A local council has retrieved documents relating to Sydney's evacuated Mascot Towers which could help pinpoint the cause of the building's issues.
Bayside mayor Bill Saravinovski, who previously defended the time taken to get the paperwork, on Wednesday said the last of the documents sought by the building's engineers had been retrieved.
Engineers had requested documents dating back to 2004 including detailed structural plans for Mascot Towers, and geo-technical and hydraulic reports.
The information may help them pinpoint the cause of the 10-year-old building's issues - cracking in its primary support structure and facade masonry - which sparked the evacuation on June 14.

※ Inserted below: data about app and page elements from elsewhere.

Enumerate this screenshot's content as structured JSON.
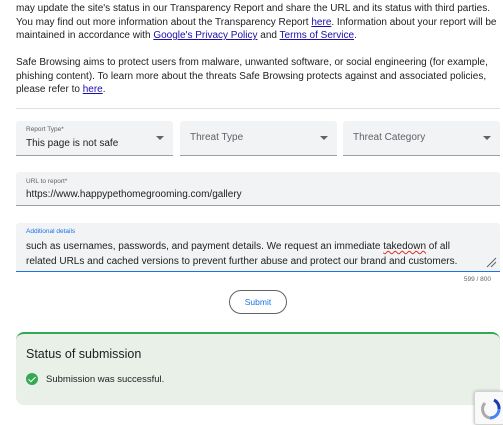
{
  "intro": {
    "para1_a": "may update the site's status in our Transparency Report and share the URL and its status with third parties. You may find out more information about the Transparency Report ",
    "para1_link1": "here",
    "para1_b": ". Information about your report will be maintained in accordance with ",
    "para1_link2": "Google's Privacy Policy",
    "para1_c": " and ",
    "para1_link3": "Terms of Service",
    "para1_d": ".",
    "para2_a": "Safe Browsing aims to protect users from malware, unwanted software, or social engineering (for example, phishing content). To learn more about the threats Safe Browsing protects against and associated policies, please refer to ",
    "para2_link": "here",
    "para2_b": "."
  },
  "form": {
    "report_type": {
      "label": "Report Type*",
      "value": "This page is not safe"
    },
    "threat_type": {
      "placeholder": "Threat Type"
    },
    "threat_category": {
      "placeholder": "Threat Category"
    },
    "url": {
      "label": "URL to report*",
      "value": "https://www.happypethomegrooming.com/gallery"
    },
    "details": {
      "label": "Additional details",
      "text_a": "such as usernames, passwords, and payment details. We request an immediate ",
      "text_misspelled": "takedown",
      "text_b": " of all related URLs and cached versions to prevent further abuse and protect our brand and customers."
    },
    "counter": "599 / 800",
    "submit_label": "Submit"
  },
  "status": {
    "title": "Status of submission",
    "message": "Submission was successful."
  },
  "colors": {
    "accent": "#1a73e8",
    "success": "#34a853",
    "link": "#1a0dab"
  }
}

Since then, residents of the building's 132 units have been forced to stay elsewhere, with costs adding up as authorities scramble to determine who is at fault.
Geo-technical engineers are this week assessing the site, an update sent to owners and residents said on Tuesday.
Owners will be further updated by the owners' corporation's engineer at a meeting later this week.
On Wednesday, the developer of a neighbouring building again rejected speculation linking their recently-completed project with Mascot Towers' problems.
Aland Developments said they had engineers undertake a dilapidation report of surrounding buildings, including Mascot Towers, before the construction of Peak Towers.
"This report documents the state of the Mascot Towers building prior to the construction of Peak Towers, and clearly confirms there was pre-existing damage to the building," managing director Andrew Hrsto said in a statement.
"Aland is confident the inquiry underway will demonstrate conclusively that the structural issues with Mascot Towers are unrelated to construction of Peak Towers and in fact pre-dated the commencement of construction by several years."
Australian Associated Press